→ **STUDY MATERIAL**

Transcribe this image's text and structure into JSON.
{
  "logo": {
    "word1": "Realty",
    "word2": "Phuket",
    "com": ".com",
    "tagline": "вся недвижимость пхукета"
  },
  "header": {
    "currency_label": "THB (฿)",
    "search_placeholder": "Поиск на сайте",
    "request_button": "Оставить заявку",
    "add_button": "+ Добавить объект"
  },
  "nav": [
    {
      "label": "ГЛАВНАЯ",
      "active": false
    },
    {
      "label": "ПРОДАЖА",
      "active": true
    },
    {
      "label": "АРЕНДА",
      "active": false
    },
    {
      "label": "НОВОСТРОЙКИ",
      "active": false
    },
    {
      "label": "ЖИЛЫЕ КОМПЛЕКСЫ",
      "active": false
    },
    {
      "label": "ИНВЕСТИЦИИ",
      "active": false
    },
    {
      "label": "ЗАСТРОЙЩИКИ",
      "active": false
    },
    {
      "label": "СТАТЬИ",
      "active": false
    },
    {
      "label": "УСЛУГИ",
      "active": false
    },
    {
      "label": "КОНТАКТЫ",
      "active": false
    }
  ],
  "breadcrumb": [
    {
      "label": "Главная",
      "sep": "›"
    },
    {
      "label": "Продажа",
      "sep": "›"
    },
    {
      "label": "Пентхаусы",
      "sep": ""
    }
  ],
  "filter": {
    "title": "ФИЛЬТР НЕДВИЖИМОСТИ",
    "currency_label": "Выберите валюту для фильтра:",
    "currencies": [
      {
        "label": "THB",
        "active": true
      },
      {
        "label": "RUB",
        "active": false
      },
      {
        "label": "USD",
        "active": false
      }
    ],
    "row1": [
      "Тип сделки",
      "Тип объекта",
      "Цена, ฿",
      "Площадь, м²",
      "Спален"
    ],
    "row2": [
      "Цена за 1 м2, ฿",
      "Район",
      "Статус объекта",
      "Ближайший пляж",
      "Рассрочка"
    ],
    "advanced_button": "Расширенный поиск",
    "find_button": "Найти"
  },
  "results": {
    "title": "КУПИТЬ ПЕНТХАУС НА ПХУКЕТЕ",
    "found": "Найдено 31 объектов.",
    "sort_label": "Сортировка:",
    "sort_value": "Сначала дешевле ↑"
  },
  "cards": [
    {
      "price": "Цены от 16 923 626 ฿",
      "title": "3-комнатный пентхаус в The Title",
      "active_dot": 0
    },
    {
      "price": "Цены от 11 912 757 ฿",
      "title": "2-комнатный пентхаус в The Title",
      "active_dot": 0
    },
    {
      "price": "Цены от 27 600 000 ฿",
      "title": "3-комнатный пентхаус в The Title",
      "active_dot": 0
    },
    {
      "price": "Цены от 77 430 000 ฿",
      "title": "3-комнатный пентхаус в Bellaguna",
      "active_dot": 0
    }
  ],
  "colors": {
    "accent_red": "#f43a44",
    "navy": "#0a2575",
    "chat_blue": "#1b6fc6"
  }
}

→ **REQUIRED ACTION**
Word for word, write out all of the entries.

→ **SOLUTION TO THIS TASK**
Transcribe this image's text and structure into JSON.
{
  "logo": {
    "word1": "Realty",
    "word2": "Phuket",
    "com": ".com",
    "tagline": "вся недвижимость пхукета"
  },
  "header": {
    "currency_label": "THB (฿)",
    "search_placeholder": "Поиск на сайте",
    "request_button": "Оставить заявку",
    "add_button": "+ Добавить объект"
  },
  "nav": [
    {
      "label": "ГЛАВНАЯ",
      "active": false
    },
    {
      "label": "ПРОДАЖА",
      "active": true
    },
    {
      "label": "АРЕНДА",
      "active": false
    },
    {
      "label": "НОВОСТРОЙКИ",
      "active": false
    },
    {
      "label": "ЖИЛЫЕ КОМПЛЕКСЫ",
      "active": false
    },
    {
      "label": "ИНВЕСТИЦИИ",
      "active": false
    },
    {
      "label": "ЗАСТРОЙЩИКИ",
      "active": false
    },
    {
      "label": "СТАТЬИ",
      "active": false
    },
    {
      "label": "УСЛУГИ",
      "active": false
    },
    {
      "label": "КОНТАКТЫ",
      "active": false
    }
  ],
  "breadcrumb": [
    {
      "label": "Главная",
      "sep": "›"
    },
    {
      "label": "Продажа",
      "sep": "›"
    },
    {
      "label": "Пентхаусы",
      "sep": ""
    }
  ],
  "filter": {
    "title": "ФИЛЬТР НЕДВИЖИМОСТИ",
    "currency_label": "Выберите валюту для фильтра:",
    "currencies": [
      {
        "label": "THB",
        "active": true
      },
      {
        "label": "RUB",
        "active": false
      },
      {
        "label": "USD",
        "active": false
      }
    ],
    "row1": [
      "Тип сделки",
      "Тип объекта",
      "Цена, ฿",
      "Площадь, м²",
      "Спален"
    ],
    "row2": [
      "Цена за 1 м2, ฿",
      "Район",
      "Статус объекта",
      "Ближайший пляж",
      "Рассрочка"
    ],
    "advanced_button": "Расширенный поиск",
    "find_button": "Найти"
  },
  "results": {
    "title": "КУПИТЬ ПЕНТХАУС НА ПХУКЕТЕ",
    "found": "Найдено 31 объектов.",
    "sort_label": "Сортировка:",
    "sort_value": "Сначала дешевле ↑"
  },
  "cards": [
    {
      "price": "Цены от 16 923 626 ฿",
      "title": "3-комнатный пентхаус в The Title",
      "active_dot": 0
    },
    {
      "price": "Цены от 11 912 757 ฿",
      "title": "2-комнатный пентхаус в The Title",
      "active_dot": 0
    },
    {
      "price": "Цены от 27 600 000 ฿",
      "title": "3-комнатный пентхаус в The Title",
      "active_dot": 0
    },
    {
      "price": "Цены от 77 430 000 ฿",
      "title": "3-комнатный пентхаус в Bellaguna",
      "active_dot": 0
    }
  ],
  "colors": {
    "accent_red": "#f43a44",
    "navy": "#0a2575",
    "chat_blue": "#1b6fc6"
  }
}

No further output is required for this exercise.